#### Materials provided:
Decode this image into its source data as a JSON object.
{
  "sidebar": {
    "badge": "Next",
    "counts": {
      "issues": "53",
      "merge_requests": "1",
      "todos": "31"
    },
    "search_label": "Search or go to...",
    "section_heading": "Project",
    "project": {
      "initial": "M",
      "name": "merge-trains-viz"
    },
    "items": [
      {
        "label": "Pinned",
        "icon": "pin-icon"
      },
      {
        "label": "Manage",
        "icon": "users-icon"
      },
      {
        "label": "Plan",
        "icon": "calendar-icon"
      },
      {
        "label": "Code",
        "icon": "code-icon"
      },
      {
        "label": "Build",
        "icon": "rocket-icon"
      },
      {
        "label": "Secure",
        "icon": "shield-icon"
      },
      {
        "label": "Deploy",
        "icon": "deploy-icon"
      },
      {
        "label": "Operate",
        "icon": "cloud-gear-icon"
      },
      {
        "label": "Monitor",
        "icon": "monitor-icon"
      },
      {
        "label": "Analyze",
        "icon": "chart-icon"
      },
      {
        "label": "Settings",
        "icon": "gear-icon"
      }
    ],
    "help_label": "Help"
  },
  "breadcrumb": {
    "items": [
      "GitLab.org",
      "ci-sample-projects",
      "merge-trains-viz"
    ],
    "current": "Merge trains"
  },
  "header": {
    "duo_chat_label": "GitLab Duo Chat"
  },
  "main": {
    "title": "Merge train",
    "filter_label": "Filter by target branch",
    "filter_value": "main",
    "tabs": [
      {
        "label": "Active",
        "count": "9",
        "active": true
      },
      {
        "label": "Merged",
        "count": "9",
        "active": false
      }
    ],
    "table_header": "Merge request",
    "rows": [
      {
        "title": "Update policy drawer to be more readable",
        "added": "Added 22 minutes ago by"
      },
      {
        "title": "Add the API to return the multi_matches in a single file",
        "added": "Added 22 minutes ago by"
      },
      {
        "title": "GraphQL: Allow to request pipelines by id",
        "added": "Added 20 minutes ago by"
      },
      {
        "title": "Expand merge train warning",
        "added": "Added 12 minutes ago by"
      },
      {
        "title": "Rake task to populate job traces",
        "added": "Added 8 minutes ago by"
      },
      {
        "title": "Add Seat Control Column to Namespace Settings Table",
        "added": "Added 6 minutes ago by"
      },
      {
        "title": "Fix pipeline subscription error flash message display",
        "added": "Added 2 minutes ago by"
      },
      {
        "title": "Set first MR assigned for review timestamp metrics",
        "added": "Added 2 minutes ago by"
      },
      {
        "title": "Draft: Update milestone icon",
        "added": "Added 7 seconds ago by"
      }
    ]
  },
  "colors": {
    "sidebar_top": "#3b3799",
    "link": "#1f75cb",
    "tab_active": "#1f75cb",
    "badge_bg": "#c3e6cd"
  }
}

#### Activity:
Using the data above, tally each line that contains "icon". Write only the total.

#### Task solution:
12